In the entries below, find every line holding the string "title" and collect it.

Items from an interface collection:
▬▬▬▬▬▬▬▬▬▬

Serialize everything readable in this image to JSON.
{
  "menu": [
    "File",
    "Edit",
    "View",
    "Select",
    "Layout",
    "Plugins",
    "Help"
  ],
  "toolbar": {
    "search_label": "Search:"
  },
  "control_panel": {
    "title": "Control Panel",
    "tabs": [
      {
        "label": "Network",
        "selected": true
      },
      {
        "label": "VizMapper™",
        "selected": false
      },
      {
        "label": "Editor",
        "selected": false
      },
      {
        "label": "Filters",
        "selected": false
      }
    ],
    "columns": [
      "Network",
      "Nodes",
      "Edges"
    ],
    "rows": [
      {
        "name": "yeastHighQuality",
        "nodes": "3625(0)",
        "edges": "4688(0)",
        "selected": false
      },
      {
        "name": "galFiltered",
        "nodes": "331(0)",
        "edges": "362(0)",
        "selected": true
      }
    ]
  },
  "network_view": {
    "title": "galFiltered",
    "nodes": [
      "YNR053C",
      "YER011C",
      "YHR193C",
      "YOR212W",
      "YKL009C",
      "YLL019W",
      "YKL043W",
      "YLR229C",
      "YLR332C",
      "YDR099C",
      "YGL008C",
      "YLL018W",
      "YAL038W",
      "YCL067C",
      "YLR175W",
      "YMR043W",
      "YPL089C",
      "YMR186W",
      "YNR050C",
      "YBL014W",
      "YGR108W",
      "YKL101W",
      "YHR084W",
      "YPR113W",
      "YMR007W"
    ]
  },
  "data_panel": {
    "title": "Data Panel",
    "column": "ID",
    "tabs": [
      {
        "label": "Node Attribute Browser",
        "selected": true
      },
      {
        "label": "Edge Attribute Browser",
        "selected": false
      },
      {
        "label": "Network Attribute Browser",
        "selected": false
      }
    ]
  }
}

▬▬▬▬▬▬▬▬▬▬

(OUTPUT BELOW):
    "title": "Control Panel",
    "title": "galFiltered",
    "title": "Data Panel",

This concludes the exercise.